But this has dropped to one in eight couples today, with levels lowest among those in their twenties or thirties. 

The decline of traditional marriage and the rise in the number of working mothers is thought to be behind the trend.

Researchers from Sweden wanted to see how relationships were affected by joint or separate accounts. 

Previous studies have shown quarrelling over cash causes lasting rifts. The rows are the biggest single predictor of divorce – above sex, children or the in-laws.

The Stockholm University team questioned almost 10,000 men and women aged 20 to 80 to see if relationship quality was linked to sharing of finances.

The results showed those handling money problems together through joint accounts were more likely to have stronger relationships, most notably in middle-aged and older couples than those just starting out together..

Joint accounts have fallen out of favour in recent years. In the 1970s, roughly half of all married couples in the UK combined their incomes

The researchers said in the report, in the Journal of Social and Personal Relationships: ‘Having difficulty making ends meet can cause conflicts. 

'And rows over finances tend to be more severe than other types of conflict because they are more intense and last longer.

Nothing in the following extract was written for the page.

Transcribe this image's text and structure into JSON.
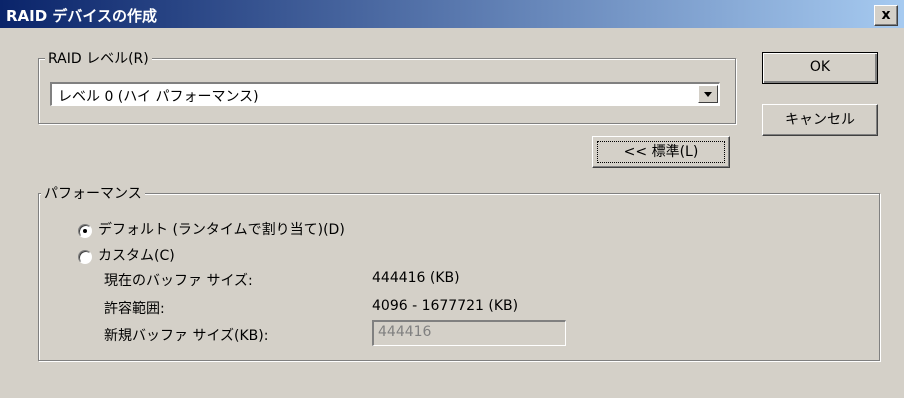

‘We found that in older people over 50, keeping money separate is correlated with more of these conflicts than pooling cash. But in younger couples it was less important.’